# WORK ORDER:
The required output is a number: how many lines of the data below include the string "JSON".

(Data about app and page elements)
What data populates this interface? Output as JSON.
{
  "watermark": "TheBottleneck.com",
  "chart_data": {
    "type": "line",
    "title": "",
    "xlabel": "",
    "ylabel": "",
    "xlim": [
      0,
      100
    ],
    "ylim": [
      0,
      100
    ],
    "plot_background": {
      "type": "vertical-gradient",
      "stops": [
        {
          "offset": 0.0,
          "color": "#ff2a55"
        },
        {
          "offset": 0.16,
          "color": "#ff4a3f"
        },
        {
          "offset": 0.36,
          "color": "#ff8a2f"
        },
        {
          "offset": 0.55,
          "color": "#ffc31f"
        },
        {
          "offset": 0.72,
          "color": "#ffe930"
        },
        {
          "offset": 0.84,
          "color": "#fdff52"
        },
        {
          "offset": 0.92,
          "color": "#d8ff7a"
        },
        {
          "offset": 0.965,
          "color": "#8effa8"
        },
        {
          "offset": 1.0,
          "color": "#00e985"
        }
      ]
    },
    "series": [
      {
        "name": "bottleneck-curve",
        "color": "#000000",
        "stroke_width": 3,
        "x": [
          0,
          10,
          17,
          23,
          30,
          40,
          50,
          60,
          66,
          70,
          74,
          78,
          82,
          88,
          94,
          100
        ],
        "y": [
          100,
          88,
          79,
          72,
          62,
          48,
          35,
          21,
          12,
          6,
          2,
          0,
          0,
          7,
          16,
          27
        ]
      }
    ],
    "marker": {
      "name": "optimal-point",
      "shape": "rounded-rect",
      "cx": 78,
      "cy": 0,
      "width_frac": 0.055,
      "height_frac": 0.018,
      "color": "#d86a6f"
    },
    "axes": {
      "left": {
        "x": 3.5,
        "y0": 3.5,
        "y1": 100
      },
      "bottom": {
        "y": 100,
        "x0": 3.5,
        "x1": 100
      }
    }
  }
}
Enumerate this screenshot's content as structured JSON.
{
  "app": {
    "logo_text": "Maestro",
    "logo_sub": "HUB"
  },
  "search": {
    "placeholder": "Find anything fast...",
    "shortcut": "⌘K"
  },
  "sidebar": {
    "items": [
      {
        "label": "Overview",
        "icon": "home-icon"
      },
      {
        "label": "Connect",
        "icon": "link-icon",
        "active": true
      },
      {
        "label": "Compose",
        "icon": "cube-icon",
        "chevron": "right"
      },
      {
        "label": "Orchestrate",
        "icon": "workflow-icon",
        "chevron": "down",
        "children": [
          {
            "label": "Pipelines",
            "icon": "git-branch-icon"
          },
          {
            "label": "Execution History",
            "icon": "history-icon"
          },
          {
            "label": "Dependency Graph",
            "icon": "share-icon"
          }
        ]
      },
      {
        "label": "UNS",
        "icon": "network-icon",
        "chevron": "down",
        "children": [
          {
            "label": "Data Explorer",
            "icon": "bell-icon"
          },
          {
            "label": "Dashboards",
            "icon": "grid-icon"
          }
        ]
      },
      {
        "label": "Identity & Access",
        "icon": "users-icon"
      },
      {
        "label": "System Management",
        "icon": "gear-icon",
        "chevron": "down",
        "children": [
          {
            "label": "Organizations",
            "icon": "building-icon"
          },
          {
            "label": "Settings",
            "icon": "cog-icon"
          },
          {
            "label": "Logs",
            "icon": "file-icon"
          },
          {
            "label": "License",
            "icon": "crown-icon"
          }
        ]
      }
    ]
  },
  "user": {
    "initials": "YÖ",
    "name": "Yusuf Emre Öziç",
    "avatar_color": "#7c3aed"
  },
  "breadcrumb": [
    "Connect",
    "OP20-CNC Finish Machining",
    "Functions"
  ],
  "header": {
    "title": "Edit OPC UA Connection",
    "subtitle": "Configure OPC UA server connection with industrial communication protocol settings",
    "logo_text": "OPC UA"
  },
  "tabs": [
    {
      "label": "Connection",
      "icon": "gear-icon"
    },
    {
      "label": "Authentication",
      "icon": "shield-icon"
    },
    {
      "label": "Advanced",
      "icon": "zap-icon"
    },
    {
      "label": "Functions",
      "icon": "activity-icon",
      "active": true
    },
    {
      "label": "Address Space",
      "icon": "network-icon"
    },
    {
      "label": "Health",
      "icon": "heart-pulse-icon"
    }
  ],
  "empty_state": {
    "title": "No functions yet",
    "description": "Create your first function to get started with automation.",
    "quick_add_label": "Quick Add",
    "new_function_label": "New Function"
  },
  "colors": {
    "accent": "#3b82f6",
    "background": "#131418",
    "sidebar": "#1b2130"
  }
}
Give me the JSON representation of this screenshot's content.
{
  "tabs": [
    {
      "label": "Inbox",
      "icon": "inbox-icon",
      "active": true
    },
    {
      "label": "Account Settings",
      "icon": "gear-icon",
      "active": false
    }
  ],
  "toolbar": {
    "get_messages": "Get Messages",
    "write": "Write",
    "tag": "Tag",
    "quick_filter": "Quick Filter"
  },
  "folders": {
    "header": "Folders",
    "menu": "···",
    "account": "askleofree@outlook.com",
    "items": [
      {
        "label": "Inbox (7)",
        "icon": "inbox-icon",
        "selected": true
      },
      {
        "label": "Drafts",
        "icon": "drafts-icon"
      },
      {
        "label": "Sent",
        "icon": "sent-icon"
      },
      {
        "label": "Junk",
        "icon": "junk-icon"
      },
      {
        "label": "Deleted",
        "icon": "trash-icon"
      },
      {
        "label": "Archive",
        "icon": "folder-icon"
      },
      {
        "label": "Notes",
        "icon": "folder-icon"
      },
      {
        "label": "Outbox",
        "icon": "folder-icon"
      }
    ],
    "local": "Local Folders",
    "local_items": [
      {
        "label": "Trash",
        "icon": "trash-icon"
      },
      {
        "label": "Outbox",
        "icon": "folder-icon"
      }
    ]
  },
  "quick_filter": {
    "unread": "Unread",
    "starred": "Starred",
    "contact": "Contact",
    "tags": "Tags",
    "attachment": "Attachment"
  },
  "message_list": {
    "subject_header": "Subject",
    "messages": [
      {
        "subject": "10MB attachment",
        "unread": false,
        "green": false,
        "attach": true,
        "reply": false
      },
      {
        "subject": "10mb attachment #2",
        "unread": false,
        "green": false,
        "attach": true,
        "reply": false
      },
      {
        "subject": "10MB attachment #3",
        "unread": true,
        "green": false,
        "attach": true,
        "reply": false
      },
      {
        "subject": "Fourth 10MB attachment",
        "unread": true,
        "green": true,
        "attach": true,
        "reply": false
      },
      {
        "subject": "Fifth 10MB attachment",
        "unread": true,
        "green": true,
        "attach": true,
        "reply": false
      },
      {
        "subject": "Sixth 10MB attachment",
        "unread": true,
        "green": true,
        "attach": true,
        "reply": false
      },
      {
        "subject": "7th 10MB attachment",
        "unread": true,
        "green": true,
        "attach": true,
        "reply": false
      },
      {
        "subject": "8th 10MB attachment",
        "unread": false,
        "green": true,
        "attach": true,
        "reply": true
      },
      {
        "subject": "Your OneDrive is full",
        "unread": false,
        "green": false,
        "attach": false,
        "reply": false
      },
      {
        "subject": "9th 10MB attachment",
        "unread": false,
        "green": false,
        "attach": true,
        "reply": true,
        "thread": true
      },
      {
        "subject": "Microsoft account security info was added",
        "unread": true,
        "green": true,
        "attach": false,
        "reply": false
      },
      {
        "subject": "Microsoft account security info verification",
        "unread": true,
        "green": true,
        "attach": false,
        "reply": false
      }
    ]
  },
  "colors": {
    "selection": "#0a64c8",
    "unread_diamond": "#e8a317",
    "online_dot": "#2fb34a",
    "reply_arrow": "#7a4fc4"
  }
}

# ANSWER FOR THIS EXERCISE:
3